Walking around CES Unveiled on the first day of CES 2011, I ran into a little company called Mavizon Tech, showcasing their product with a beautiful name Mavia. I you've never heard of Mavizon, don't feel bad - they don't have many consumer-facing products just yet, but it's all about to change when Mavia hits the market later this year.
What is Mavia? It's a little gizmo box that plugs into your car's diagnostics port and sits there, drawing the power from the aforementioned port.
The Atrix 4G may not be the only dual-core powered Android phone announced this year at CES, but it certainly seems to be the only one that claims to 'redefine the line between a phone and a laptop'. It's able to blur said line by featuring the relatively unique 'Laptop Dock' accessory, which, for all intents and purposes, will convert your Android phone into a netbook running Motorola's 'Webtop' application.
Details on the actual Webtop interface are sparse, but Motorola did spill the beans on the internals powering the Atrix 4G:
Nvidia Tegra 2 dual-core 1 GHz processor
1 GB RAM and 16 GB internal memory
HSPA+ 4G compatibility with AT&T
4 inch qHD display
5 MP rear camera with LED flash
VGA front-facing camera
Fingerprint scanning security (located on the back of the device)
Android 2.2 (Froyo) with MotoBlur (which looks to be refined, I might add)
Bluetooth 2.1 + EDR
1930 mAh battery for 9 hours talk time
Note the incredibly beefy battery - 1930 mAh is probably the largest mobile phone battery we've ever heard of.
After a surprise from Andy Rubin at D:Dive Into Mobile, a tease from Motorola themselves, and many rumors surrounding it, the Honeycomb powered Motorola Xoom is finally official. Announced today at CES, the Xoom will pack a dual-core 1GHz Tegra II processor, 1GB of DDR2 RAM, and vanilla Android 3.0. The Xoom eschews the recent trend of 7-inch displays on tablets, and instead opts for a 10.1-inch 1280x800 (16:10) (gorilla glass) display, which should complement the 720P video playback capabilities nicely.
Last night at the CES Unveiled preview event, I got a chance to see a new product made by Parrot, called Asteroid.
Asteroid is a voice-activated, Android-powered car deck that replaces your existing single DIN car stereo. It has a small non-touch 3.2" color screen, runs on a specialized version of Android (the presenter didn't seem to know which Android version it was based on exactly), is capable of running custom Android apps (SDK for which is coming out later), and can accept a variety of inputs, such as your iPhone, iPod, USB storage, SD card (the left half detaches to reveal the SD slot), Bluetooth, 3.5mm jack, 3G and GPS dongles, and AM/FM/RDS.
Well, well, well, what do we have here? The device Engadget found in LG's CES booth (see the thumbnail above and the video at the source link) could very well be the long-rumored Optimus Pad. The 8.9-inch device, which is said to be powered by a Tegra 2 dual-core processor, is something I have been lusting after for a while now.

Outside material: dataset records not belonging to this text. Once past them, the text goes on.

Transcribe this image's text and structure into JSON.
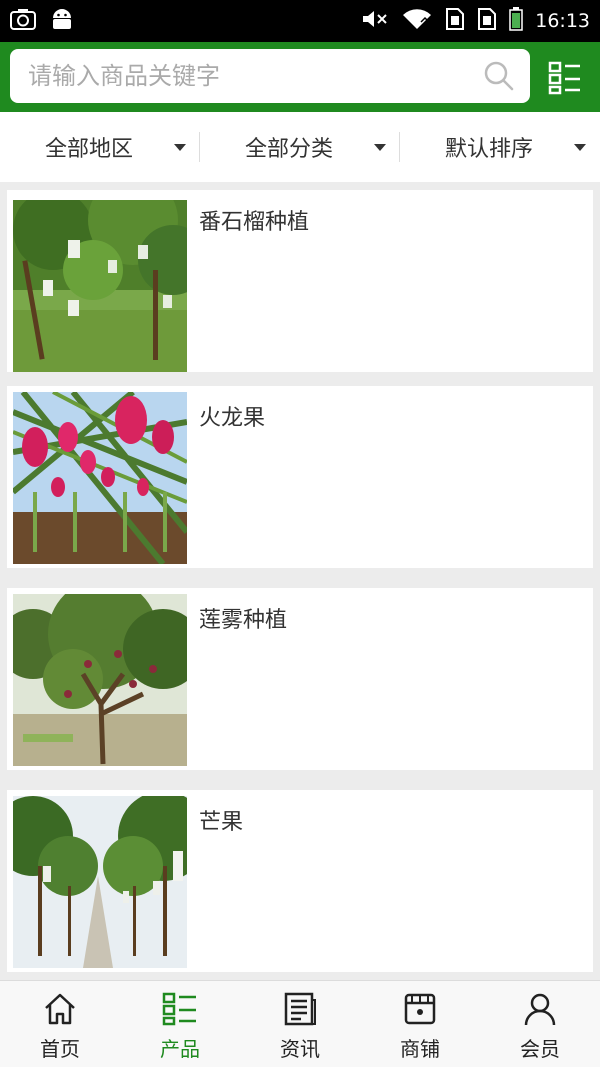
{
  "status_bar": {
    "time": "16:13",
    "icons": [
      "screenshot-icon",
      "android-icon",
      "mute-icon",
      "wifi-icon",
      "sim-icon",
      "sim-icon",
      "battery-icon"
    ]
  },
  "search": {
    "placeholder": "请输入商品关键字",
    "icon": "search-icon"
  },
  "header": {
    "menu_icon": "grid-list-icon",
    "brand_color": "#1f8a1f"
  },
  "filters": [
    {
      "label": "全部地区"
    },
    {
      "label": "全部分类"
    },
    {
      "label": "默认排序"
    }
  ],
  "products": [
    {
      "title": "番石榴种植"
    },
    {
      "title": "火龙果"
    },
    {
      "title": "莲雾种植"
    },
    {
      "title": "芒果"
    }
  ],
  "tabs": [
    {
      "label": "首页",
      "icon": "home-icon",
      "active": false
    },
    {
      "label": "产品",
      "icon": "product-list-icon",
      "active": true
    },
    {
      "label": "资讯",
      "icon": "news-icon",
      "active": false
    },
    {
      "label": "商铺",
      "icon": "shop-icon",
      "active": false
    },
    {
      "label": "会员",
      "icon": "user-icon",
      "active": false
    }
  ]
}
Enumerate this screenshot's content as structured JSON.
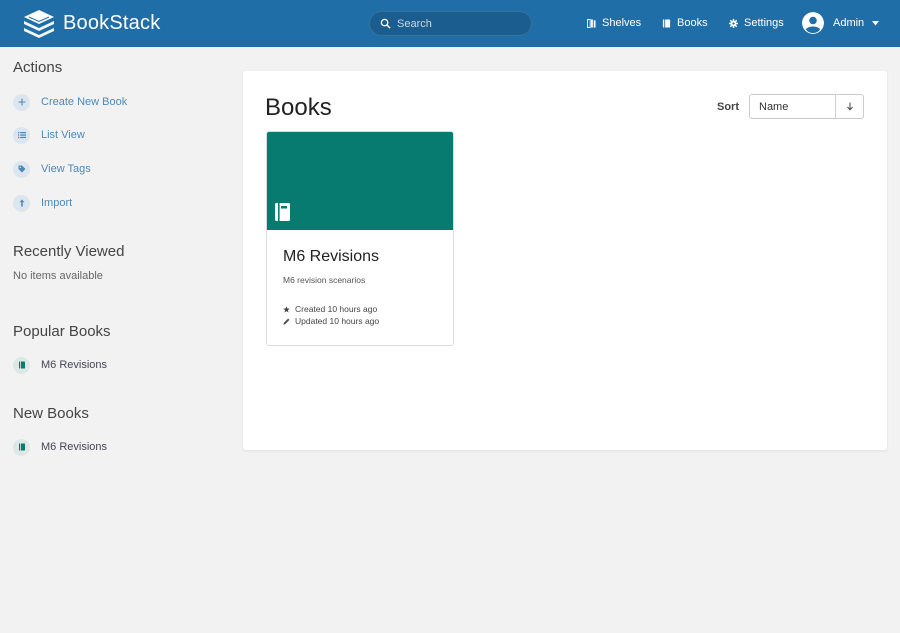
{
  "header": {
    "brand": "BookStack",
    "search_placeholder": "Search",
    "nav": [
      {
        "label": "Shelves",
        "icon": "shelves-icon"
      },
      {
        "label": "Books",
        "icon": "book-icon"
      },
      {
        "label": "Settings",
        "icon": "gear-icon"
      }
    ],
    "user": "Admin"
  },
  "sidebar": {
    "actions_title": "Actions",
    "actions": [
      {
        "label": "Create New Book",
        "icon": "plus-icon"
      },
      {
        "label": "List View",
        "icon": "list-icon"
      },
      {
        "label": "View Tags",
        "icon": "tag-icon"
      },
      {
        "label": "Import",
        "icon": "upload-icon"
      }
    ],
    "recent_title": "Recently Viewed",
    "recent_empty": "No items available",
    "popular_title": "Popular Books",
    "popular": [
      {
        "label": "M6 Revisions"
      }
    ],
    "new_title": "New Books",
    "new": [
      {
        "label": "M6 Revisions"
      }
    ]
  },
  "main": {
    "title": "Books",
    "sort_label": "Sort",
    "sort_value": "Name",
    "books": [
      {
        "name": "M6 Revisions",
        "description": "M6 revision scenarios",
        "created": "Created 10 hours ago",
        "updated": "Updated 10 hours ago",
        "cover_color": "#077b70"
      }
    ]
  },
  "colors": {
    "header": "#206ea7",
    "link": "#4e89b8",
    "book": "#077b70"
  }
}
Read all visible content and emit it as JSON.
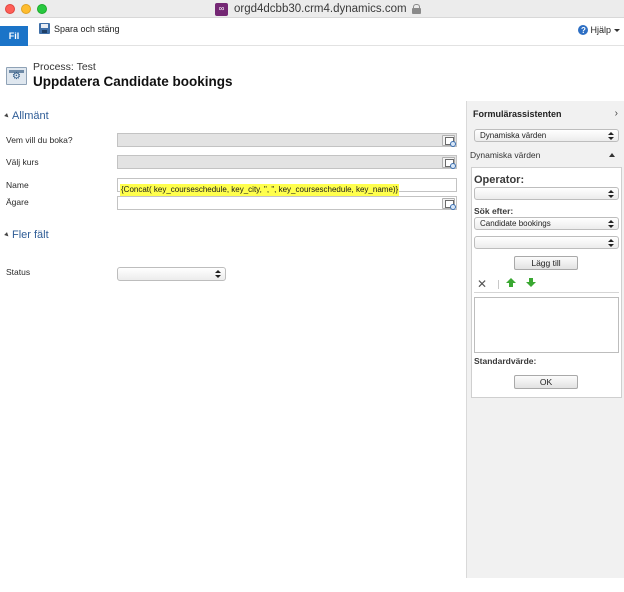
{
  "browser": {
    "url": "orgd4dcbb30.crm4.dynamics.com"
  },
  "ribbon": {
    "file_label": "Fil",
    "save_close_label": "Spara och stäng",
    "help_label": "Hjälp"
  },
  "header": {
    "process_label": "Process: Test",
    "title": "Uppdatera Candidate bookings"
  },
  "sections": {
    "general": "Allmänt",
    "more_fields": "Fler fält"
  },
  "fields": {
    "who_label": "Vem vill du boka?",
    "course_label": "Välj kurs",
    "name_label": "Name",
    "name_value": "{Concat( key_courseschedule, key_city, \", \", key_courseschedule, key_name)}",
    "owner_label": "Ägare",
    "status_label": "Status"
  },
  "assistant": {
    "title": "Formulärassistenten",
    "dynamic_select_value": "Dynamiska värden",
    "dynamic_section_label": "Dynamiska värden",
    "operator_label": "Operator:",
    "search_label": "Sök efter:",
    "search_value": "Candidate bookings",
    "add_button": "Lägg till",
    "default_label": "Standardvärde:",
    "ok_button": "OK"
  }
}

While we can't be sure that the device in the thumbnail is the Optimus Pad, it sure looks a lot like the render below.
If you love the idea behind ASUS' recently announced MeMO tablet but want a physical keyboard, you'll be delighted to know that the company has just announced two more Android tablets in the Eee Pad line - namely, the Slider and the Transformer.
For the most part, the two share the same specs:
Tegra 2 processor
512MB RAM, 1GB ROM
10.1" 1280x800 capacitive IPS display
1.2 MP front-facing camera, 5 MP rear
Mini HDMI port
Bluetooth 2.1+EDR, WiFi 802.11 b/g/n
However, there are also some key differentiators between the Slider and the Transformer - for example, the former includes a USB 2.0 port, while the latter comes with 16, 32, or 64 GB of eMMC storage (as opposed to the Slider's 16 or 32 GB of flash).
Welcome to the weekly roundup of the best new Android applications and games that went live in the Market or were spotted by us in the previous week or so. Happy New Year, everyone! 2011 will be the year of Android apps and games - you can take this to the bank.
Please wait for this page to load in full in order to see the AppBrain widgets, which include ratings and pricing info.
smartphone-os-nov2010America's most trusted name in bar graphs, Nielsen, released an updated look at smartphone market share distribution today. The results aren't terribly surprising: Android is growing, and quickly at that. Blackberry's free-fall into the abyss has slowed to a steady death march. But what about Apple's fare?
Since the release of the iPhone 4 in June, Apple's total share of the smartphone market has increased by a paltry 0.7%, while Android has gained 10.8% more of the smartphone pie to reach 25.8% of the total - a mere 2.8% behind Apple, as you can see below.